Two Harvard grads put phosphorescent proteins in human cells and focused the light into a laser strong enough for the naked eye to view.
In the past, physicists have made lasers using cold lifeless metal and poisonous chemicals. Two Harvard researchers have turned that presumption on its heel by using a completely biological source of light, and hosting that light source within a human cell. The process still calls for the use of two very tiny mirrors to focus the light, but Malte C. Gather and Seok Hyun Yun from Harvard Medical School and Massachusetts General Hospital in Boston see the potential for some interesting applications of the new technology.

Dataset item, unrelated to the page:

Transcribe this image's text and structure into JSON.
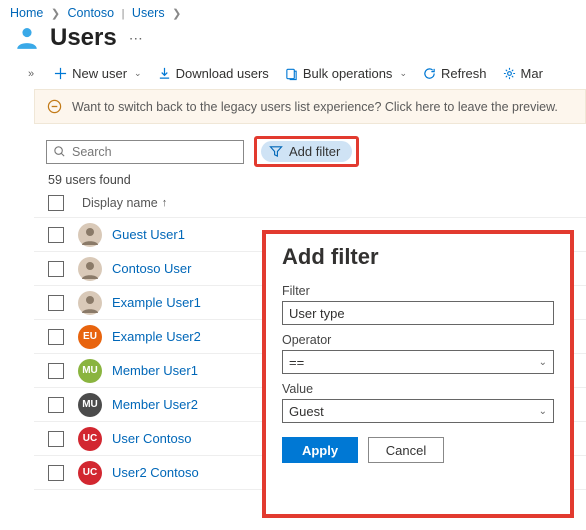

"Since their invention some 50 years ago, lasers have made a tremendous impact on modern science and technology. Nevertheless, lasing has so far relied on artificial or engineered optical gain materials," Yun and Gatehr wrote in their paper.
"This is the first time that we have used biological materials to build a laser and generate light from something that is living."
The pair induced a human kidney cell to produce enhanced green fluorescent protein used by jellyfish to illuminate in the water. The kidney cell, positioned between two mirrors 20 millimeters across, was then hit with a cool blue light. The mirrors focused the light produced by the cell, resulting in a clear green laser bright enough to see without assistance.
The best part? The human cell wasn't harmed at all during the process.
The applications for such a technique are mostly medical. "By analysing the pattern [of light emitted], you can get some idea of what is happening inside the cell," Yun said. In addition, if the team could get the lasers powerful enough, doctors might be able to use a patient's own cells to create lasers for operating within the human body.
That sounds all well and good, but call me when a human cell can make a laser that vaporize a human target from space ... or a huge Jiffy Pop.